Now one of my urgent missions in life is to visit the Two Shepherds Windsor warehouse tasting room and try everything they’ve got.
Wine drinkers on a strict budget have a hard time finding “no harm” wines. The above grenache blanc, for example, costs $30 (totally worth it, though!). It’s especially difficult to come upon domestic “no harms” in the lower price ranges. And importation brings its own harm. Nevertheless, many producers, who already use more earth-friendly growing techniques, are trying their best to lower their carbon footprint in bottling and delivery as well.
One is the family-owned Proviva Winery in Mendoza, Argentina, also called Chakana Winery. The son of an Italian immigrant with roots in northern Italy’s viticulture, Juan Pelizzatti, founded the winery in 2002 in collaboration with a young and innovative winemaker named Gabriel Bloise, and it’s now one of the leading projects in “new” Argentinian wines.
Their Inkarri brand features estate-grown wines produced exclusively from organic and biodynamic vineyards in the best terroirs of Mendoza, like that of the small village of Agrelo at the foothills of the Andes — most known for its malbec. The dry, desert-like climate features warm, sunny days and nights cooled by winds from the snow-capped Andes.
The Co-op carries the Inkarri white, a blend of sauvignon blanc, chardonnay and viognier. It’s a bright, clean, dry, spirited wine that tastes of honeysuckle and tropical fruit as well as summer stone fruit.
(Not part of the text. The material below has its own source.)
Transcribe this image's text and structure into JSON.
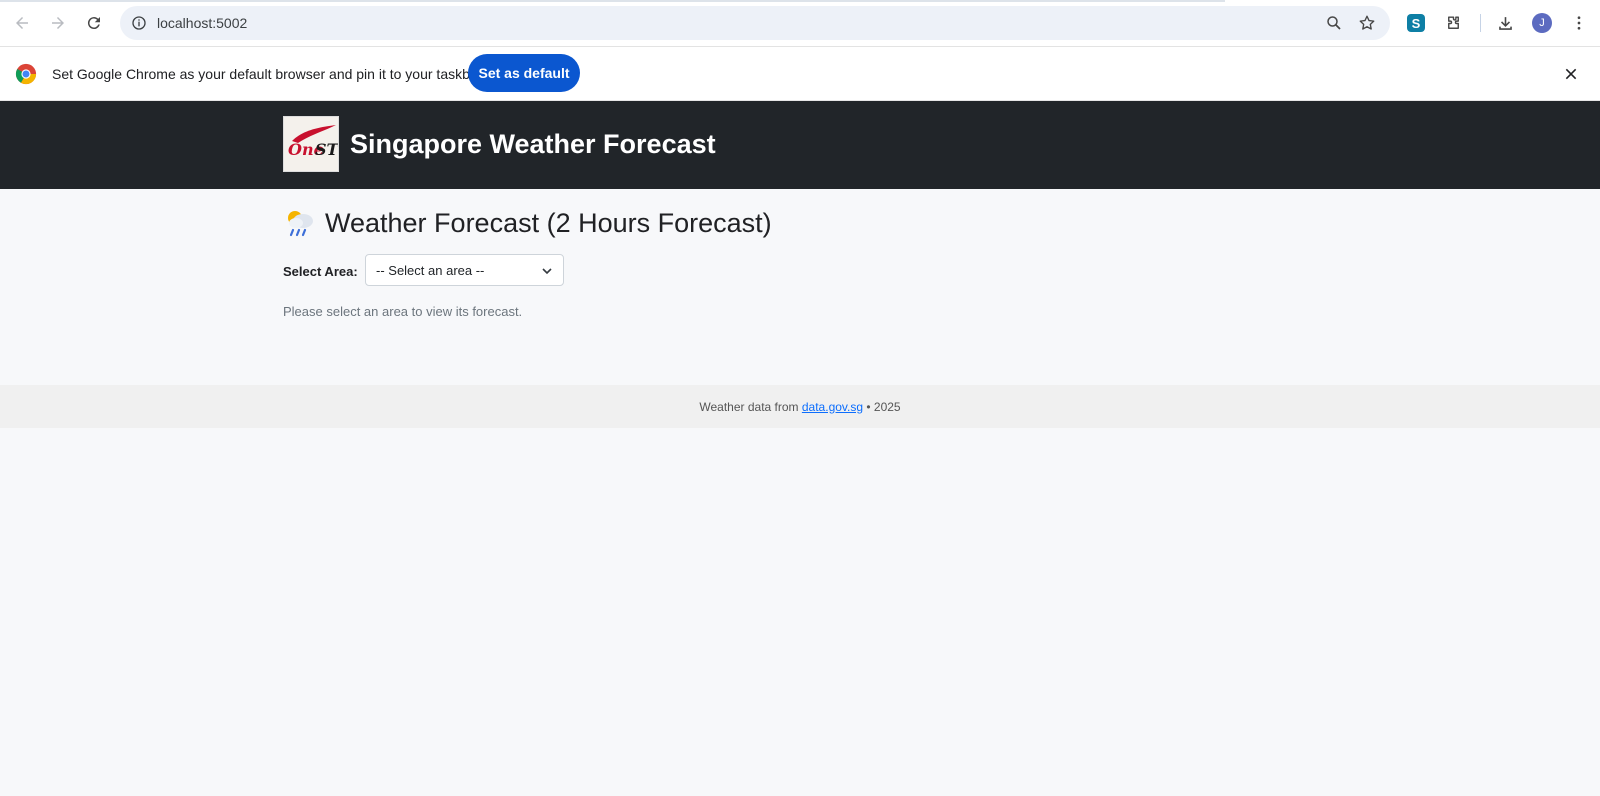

You can practically taste the regions’ distinctive calcareous soil. It’s a perfect wine for patio sipping or to accompany seafood of any sort, a big vegetable burrito (such a tempting dinner dish for a hot summer evening), or Asian dishes like pad thai.
Not so complex as the Two Shepherds bottle, it is nonetheless a delicious, easygoing, appealing wine. And at just $11 a bottle, it’s an excellent bargain as well, especially given the wild fermentation, and the fact that, unusually, there are no added sulfites. In a further reduction of “harm,” it comes in a very light-weight bottle.
Hippocrates was (as far as we know) the first to advise “do no harm,” and we think of this phrase as part of the oath physicians take (which they no longer do — hmmm). But if we all pledged to do as little harm as possible (and to support businesses trying to do the same), who knows what healing — of ourselves and the planet — might ensue?
— Susana Leonardi is a Davis resident; reach her at firstname.lastname@example.org. Comment on this column at www.davisenterprise.com.